_BRIEF_: Every record below is to be restated verbatim, though its images are not.

+ + + + +

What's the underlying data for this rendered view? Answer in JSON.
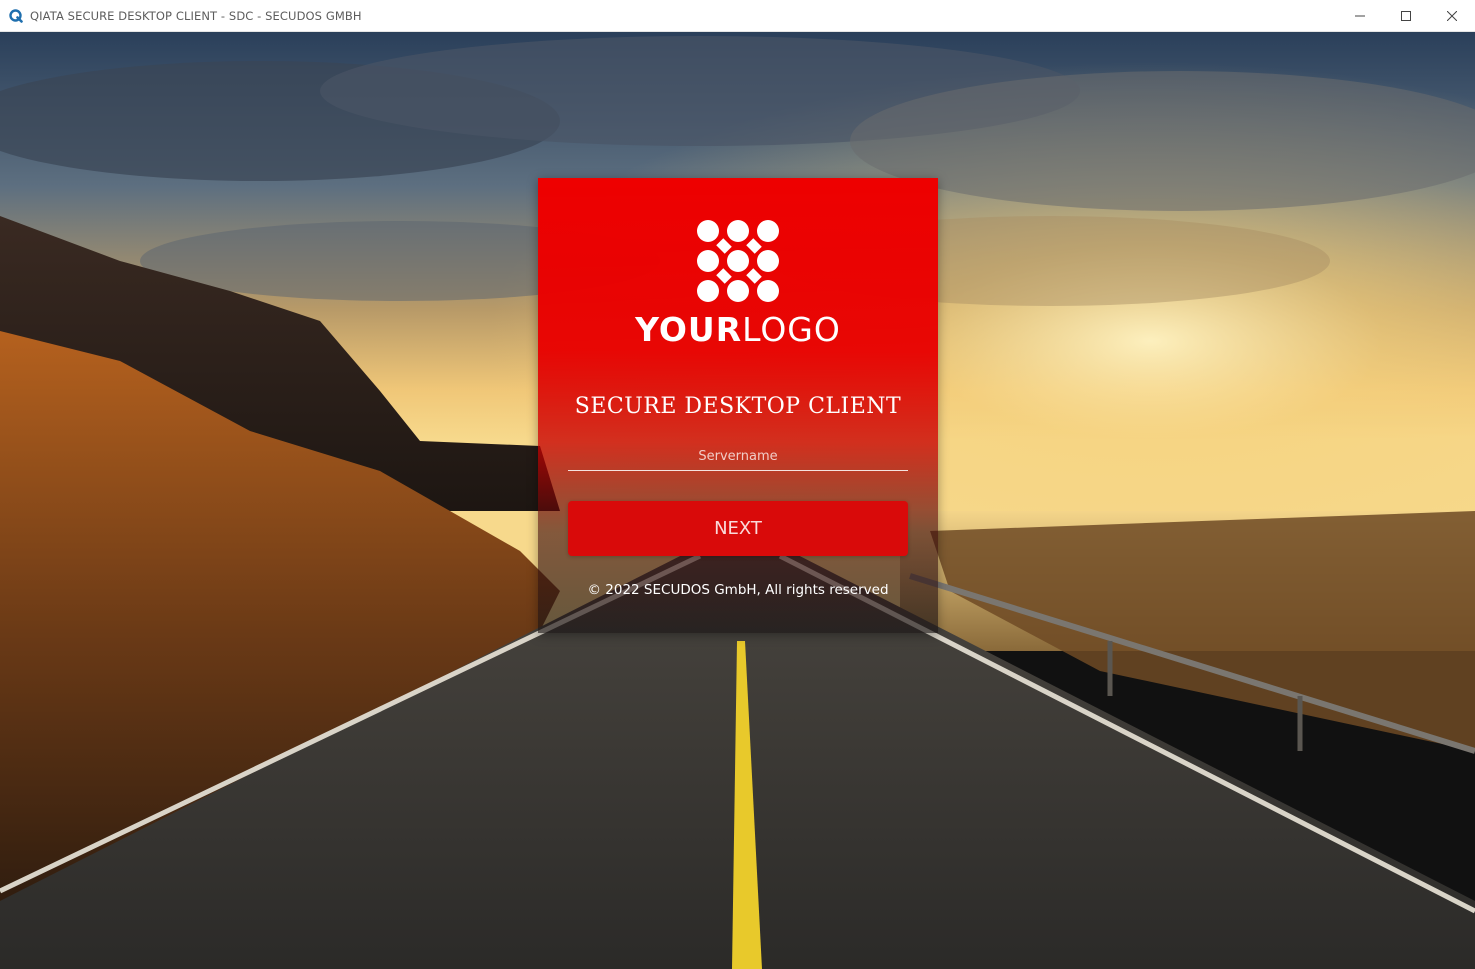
{
  "window": {
    "title": "QIATA SECURE DESKTOP CLIENT - SDC - SECUDOS GMBH",
    "app_icon": "qiata-q-icon",
    "controls": [
      "minimize-icon",
      "maximize-icon",
      "close-icon"
    ]
  },
  "login": {
    "logo": {
      "bold_part": "YOUR",
      "light_part": "LOGO",
      "icon": "dot-pattern-logo-icon"
    },
    "title": "SECURE DESKTOP CLIENT",
    "server_field": {
      "placeholder": "Servername",
      "value": ""
    },
    "next_label": "NEXT",
    "copyright": "© 2022 SECUDOS GmbH, All rights reserved"
  },
  "colors": {
    "panel_red": "#ee0000",
    "button_red": "#d90a0a",
    "titlebar_bg": "#ffffff",
    "app_icon_blue": "#1f6fae"
  }
}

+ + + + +

_YOUR RESPONSE_:
What's the underlying data for this rendered view? Answer in JSON.
{
  "window": {
    "title": "QIATA SECURE DESKTOP CLIENT - SDC - SECUDOS GMBH",
    "app_icon": "qiata-q-icon",
    "controls": [
      "minimize-icon",
      "maximize-icon",
      "close-icon"
    ]
  },
  "login": {
    "logo": {
      "bold_part": "YOUR",
      "light_part": "LOGO",
      "icon": "dot-pattern-logo-icon"
    },
    "title": "SECURE DESKTOP CLIENT",
    "server_field": {
      "placeholder": "Servername",
      "value": ""
    },
    "next_label": "NEXT",
    "copyright": "© 2022 SECUDOS GmbH, All rights reserved"
  },
  "colors": {
    "panel_red": "#ee0000",
    "button_red": "#d90a0a",
    "titlebar_bg": "#ffffff",
    "app_icon_blue": "#1f6fae"
  }
}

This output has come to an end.